Editing Your First Movie in GoPro Studio
Basic Editing Guide For Beginners
If you’ve just finished your first basic movie in GoPro Studio, chances are that you maybe didn’t take the time to edit it. Perhaps you found the different editing tools too daunting and decided that taking the time to learn them was much too difficult. That’s exactly what I felt. However, as I kept editing the tools actually turned out to be quite easy to use. Basic editing of movies doesn’t take that long and turns a decent movie into a great one.
In this article, I’m going to give you a quick summary of what all the editing functions in GoPro Studio do on a basic level. There are all sorts of different templates in GoPro Studio that I highly recommend you toy around with, but this tutorial is going to focus on the blank template.
The 3D View portion of the editing options all have to do with 3D video. All of these options apply a different filter to the video in order to create a 3D effect. These can only be used with the right hardware – if you are viewing the video on an average screen, the 3D effects won’t show. If you want to turn off the 3D effects for your movie, set the filter to “Left Eye”. This will disable the 3D effect and keep your movie in 2D.
These controls deal with basic video settings, as the name implies. The speed section deals with how fast/slow you want your movie to be. Setting this metric higher will have your movie play faster, and doing the opposite will make your movie slower. The fade in/fade out will have your movie have a nice fade to/from black. For example, if I set my fade out to something high, it would fade to black slowly.
The audio controls will change how your audio in the movie plays. The level meter will change your volume to be softer or louder depending on what you set it at. The fade in/fade out settings act like what they did in the Video Controls. If I wanted to create a 2 second fade in, I’d set the Fade In meter to 2.0.
In a nutshell, these options will change the different colors on your movie. The temperature setting will change the color balance of the video. It’s sort of hard to explain, but know that setting the metric to the left will make it more blue, and setting it to a higher level will make it so that it appears to have a yellow glow. The tint setting makes it so that you get either a purple or green tint on your movie. I like to leave this at the default setting for the most part.

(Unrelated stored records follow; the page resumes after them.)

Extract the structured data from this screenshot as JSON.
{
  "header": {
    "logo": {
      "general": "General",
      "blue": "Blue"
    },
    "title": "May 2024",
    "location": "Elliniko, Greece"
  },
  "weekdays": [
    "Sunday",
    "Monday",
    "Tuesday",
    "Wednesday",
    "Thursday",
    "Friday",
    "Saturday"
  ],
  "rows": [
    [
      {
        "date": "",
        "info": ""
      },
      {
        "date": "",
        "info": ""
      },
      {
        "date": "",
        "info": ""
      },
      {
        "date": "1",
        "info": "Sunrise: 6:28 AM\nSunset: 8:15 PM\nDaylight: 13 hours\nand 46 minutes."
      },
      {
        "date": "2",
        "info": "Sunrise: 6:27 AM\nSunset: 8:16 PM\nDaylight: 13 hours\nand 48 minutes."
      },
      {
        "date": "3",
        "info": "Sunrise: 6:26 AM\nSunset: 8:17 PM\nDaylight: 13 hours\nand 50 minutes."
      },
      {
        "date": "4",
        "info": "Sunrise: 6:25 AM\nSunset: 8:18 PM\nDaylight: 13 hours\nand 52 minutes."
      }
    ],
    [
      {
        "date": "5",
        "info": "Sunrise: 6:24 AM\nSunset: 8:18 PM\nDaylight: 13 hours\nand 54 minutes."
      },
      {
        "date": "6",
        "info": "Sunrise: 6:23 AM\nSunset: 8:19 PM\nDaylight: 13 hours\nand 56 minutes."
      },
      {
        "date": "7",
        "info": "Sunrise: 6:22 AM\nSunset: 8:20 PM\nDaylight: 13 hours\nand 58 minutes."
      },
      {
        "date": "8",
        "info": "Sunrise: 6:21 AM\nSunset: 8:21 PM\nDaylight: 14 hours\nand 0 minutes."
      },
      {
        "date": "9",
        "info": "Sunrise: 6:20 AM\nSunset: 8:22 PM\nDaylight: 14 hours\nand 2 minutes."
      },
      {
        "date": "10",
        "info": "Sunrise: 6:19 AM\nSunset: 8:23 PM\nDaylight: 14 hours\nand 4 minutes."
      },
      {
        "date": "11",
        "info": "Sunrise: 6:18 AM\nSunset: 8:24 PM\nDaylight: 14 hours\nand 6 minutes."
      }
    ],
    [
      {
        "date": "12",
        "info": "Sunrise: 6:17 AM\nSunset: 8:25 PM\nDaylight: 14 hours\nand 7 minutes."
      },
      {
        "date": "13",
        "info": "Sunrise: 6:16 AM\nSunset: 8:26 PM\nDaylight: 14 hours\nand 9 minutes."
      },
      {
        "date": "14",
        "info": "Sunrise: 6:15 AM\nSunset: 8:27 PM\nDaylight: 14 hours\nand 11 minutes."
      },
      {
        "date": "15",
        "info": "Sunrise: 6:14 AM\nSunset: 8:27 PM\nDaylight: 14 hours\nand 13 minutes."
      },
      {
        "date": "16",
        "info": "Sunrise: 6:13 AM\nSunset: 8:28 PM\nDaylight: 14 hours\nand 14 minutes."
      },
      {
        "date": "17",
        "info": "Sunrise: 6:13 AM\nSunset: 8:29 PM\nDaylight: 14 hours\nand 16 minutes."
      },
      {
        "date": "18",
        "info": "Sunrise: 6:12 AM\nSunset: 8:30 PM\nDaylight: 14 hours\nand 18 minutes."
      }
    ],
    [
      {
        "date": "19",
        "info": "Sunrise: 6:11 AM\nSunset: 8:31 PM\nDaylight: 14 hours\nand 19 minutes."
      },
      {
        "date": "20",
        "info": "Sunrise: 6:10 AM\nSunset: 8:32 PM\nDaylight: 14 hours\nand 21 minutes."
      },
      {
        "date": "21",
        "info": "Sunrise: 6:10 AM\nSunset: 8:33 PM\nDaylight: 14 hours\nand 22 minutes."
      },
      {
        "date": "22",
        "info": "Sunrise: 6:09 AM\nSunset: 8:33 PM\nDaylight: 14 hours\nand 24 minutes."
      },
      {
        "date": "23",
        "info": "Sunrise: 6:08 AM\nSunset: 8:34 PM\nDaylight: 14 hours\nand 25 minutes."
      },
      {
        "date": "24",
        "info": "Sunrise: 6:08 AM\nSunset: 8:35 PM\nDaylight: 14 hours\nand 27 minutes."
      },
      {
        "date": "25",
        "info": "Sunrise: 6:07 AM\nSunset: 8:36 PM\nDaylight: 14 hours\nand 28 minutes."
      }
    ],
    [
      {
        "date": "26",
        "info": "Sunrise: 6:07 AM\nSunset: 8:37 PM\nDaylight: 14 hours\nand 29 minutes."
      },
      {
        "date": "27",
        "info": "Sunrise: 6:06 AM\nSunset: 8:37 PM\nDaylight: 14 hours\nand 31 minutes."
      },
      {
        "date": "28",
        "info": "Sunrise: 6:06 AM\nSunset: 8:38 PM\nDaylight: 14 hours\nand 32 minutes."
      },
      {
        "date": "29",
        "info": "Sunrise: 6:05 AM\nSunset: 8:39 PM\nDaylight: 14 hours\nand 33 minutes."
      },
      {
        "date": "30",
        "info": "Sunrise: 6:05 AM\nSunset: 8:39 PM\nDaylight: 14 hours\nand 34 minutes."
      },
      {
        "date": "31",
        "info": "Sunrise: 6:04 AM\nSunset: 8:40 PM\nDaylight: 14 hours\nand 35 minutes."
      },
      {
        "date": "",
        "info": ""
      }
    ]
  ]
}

The last thing you can change in White Balance is Keyframes. You can change when effects are put into your video here. If you wanted to add a keyframe, navigate on the timeline where you’d like it to be, and then click the “+” button. From here you can change different effects so that they will pop up during a specific point in the movie.
These are just basic controls that apply filters to your movie. These are basic terms that most people are familiar with, so I won’t bother in boring you with the extreme basics. However, if you don’t know what they do, just toy around with them. Most of their effects can be seen immediately and you’ll get a better idea of what they do visually.
If you’re making your movie and the framing portion of your movie looks fine, I wouldn’t suggest changing any of the values within this part of the program. Otherwise, you’ll find settings here that change the position of the camera within your movie. You can easily cut out part of your camera using these settings.
Using these basic settings, you can easily do some basic fix-ups without having to bury your head in manuals and documentation. These tools are a nice way to get your feet wet and prepare you for more fun in the world of editing.